Table 1

Referral categories

Allergy was the third most common reasons for referral (9.1%). A number of other referrals had a significant allergic component – in particular patients with atopic symptoms. The highest numbers of referrals were for gastrointestinal problems with recurrent abdominal pain (47), constipation (35), feeding issues in infancy (35), chronic diarrhoea (37) and bleeding per rectum (10).

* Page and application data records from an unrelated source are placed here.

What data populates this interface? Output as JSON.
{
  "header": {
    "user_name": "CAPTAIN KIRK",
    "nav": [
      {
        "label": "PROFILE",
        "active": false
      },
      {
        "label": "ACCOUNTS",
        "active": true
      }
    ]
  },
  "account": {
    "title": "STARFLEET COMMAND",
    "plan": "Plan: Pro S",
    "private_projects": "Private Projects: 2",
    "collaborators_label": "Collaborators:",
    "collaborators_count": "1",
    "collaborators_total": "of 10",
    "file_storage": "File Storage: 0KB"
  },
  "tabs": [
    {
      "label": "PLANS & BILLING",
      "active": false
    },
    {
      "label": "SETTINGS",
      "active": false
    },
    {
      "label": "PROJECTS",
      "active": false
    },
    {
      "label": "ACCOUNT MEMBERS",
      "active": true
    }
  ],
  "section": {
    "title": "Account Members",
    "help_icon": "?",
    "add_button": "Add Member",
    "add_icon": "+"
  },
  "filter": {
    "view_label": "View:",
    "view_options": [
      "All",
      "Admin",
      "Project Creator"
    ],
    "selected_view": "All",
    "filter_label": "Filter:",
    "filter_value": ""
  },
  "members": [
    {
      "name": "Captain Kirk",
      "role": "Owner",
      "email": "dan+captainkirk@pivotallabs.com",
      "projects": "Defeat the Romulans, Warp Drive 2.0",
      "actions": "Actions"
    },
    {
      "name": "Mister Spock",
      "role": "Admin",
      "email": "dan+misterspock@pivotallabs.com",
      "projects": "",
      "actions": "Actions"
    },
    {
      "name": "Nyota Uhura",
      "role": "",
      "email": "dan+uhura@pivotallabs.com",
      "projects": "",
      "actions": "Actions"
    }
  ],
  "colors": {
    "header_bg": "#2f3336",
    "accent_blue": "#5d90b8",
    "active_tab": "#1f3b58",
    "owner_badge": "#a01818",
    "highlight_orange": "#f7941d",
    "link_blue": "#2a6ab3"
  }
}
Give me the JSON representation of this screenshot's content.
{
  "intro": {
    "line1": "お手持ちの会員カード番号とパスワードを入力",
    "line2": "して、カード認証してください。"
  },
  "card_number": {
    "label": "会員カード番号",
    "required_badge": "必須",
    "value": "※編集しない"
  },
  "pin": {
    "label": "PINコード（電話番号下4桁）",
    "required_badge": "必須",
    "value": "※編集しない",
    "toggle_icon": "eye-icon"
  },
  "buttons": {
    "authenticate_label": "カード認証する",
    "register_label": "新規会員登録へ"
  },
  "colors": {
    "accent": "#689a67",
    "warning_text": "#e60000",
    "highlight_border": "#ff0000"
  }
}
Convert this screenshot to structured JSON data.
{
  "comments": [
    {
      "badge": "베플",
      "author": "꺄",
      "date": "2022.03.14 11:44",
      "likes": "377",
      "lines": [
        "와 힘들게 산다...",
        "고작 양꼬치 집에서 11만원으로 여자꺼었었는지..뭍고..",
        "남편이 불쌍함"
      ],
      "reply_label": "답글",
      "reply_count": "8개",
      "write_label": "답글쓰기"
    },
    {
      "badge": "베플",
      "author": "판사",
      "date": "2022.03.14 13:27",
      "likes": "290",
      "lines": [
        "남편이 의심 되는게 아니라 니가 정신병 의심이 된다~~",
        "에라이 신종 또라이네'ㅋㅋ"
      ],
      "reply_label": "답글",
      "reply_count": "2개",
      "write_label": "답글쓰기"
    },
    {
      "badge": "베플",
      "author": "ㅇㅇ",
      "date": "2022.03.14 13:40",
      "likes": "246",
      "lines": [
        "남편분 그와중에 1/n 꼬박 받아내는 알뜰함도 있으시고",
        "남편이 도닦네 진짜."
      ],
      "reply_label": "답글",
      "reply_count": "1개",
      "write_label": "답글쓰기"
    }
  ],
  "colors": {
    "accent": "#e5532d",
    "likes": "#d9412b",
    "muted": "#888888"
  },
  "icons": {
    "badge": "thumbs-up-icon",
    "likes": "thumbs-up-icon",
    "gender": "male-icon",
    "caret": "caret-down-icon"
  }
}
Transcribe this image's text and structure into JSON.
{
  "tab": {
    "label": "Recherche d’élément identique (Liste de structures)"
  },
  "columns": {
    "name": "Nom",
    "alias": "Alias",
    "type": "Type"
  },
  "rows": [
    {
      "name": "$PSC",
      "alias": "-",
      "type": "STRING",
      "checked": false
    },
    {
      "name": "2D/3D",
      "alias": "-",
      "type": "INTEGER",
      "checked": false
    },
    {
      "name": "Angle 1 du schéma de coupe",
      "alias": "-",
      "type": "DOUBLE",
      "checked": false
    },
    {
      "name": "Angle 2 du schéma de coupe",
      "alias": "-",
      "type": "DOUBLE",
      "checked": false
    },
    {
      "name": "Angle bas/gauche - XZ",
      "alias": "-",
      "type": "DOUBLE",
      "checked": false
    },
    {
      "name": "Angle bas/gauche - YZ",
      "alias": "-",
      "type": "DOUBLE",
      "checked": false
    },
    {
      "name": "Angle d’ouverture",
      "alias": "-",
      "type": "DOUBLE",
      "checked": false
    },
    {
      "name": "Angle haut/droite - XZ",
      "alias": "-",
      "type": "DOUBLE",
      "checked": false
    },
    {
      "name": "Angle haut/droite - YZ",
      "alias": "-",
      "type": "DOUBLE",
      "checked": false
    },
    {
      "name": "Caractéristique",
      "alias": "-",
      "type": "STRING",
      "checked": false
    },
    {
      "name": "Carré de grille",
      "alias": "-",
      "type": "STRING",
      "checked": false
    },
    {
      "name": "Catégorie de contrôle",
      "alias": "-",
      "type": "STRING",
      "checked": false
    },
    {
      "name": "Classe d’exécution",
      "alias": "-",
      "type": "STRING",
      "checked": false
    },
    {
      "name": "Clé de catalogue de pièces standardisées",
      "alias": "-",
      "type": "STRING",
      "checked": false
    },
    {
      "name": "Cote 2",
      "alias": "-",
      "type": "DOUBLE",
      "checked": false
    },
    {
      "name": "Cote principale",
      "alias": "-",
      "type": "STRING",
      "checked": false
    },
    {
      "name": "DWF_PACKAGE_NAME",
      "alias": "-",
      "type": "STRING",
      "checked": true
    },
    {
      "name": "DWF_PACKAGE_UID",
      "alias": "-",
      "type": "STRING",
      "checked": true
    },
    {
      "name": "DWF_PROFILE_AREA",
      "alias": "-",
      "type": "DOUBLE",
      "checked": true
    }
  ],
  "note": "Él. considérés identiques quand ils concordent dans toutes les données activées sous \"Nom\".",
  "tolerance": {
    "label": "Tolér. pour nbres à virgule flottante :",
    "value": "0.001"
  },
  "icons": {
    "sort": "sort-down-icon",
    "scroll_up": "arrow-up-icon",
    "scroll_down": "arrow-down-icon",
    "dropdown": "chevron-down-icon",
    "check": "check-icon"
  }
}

Allergic diseases are increasing and associated with significant morbidity.1 A survey of GP's in 2009 found that 77% still rated NHS allergy care as poor (similar to one done in 2002) and expressed concerns about access to allergy specialists.2 Reports including that published by the Royal College of Physicians in June 2010,3 which give an update to allergy service provision following the 2007 report of the House of Lords (HoL) Science and technology committee's inquiry into allergy, urge that primary care organisations should focus on developing and implementing local service models for managing allergy. Paediatric Outpatient referral patterns have not been extensively studied but we note that a previous case mix analysis4 made no mention of allergy as a reason for referral. This suggests that there is a significant increase in demand for paediatric allergy services.

We believe the arrival of Choose and Book and the ability to access referral letters in one place will make Outpatient referral patterns easier to analyse and has potential to aid Paediatric outpatient design and workforce planning. In this instance, since nearly 10% of referrals are related to allergy, support is given to the enhancement of paediatric allergy services.



  • Competing interests None.

  • Provenance and peer review Not commissioned; externally peer reviewed.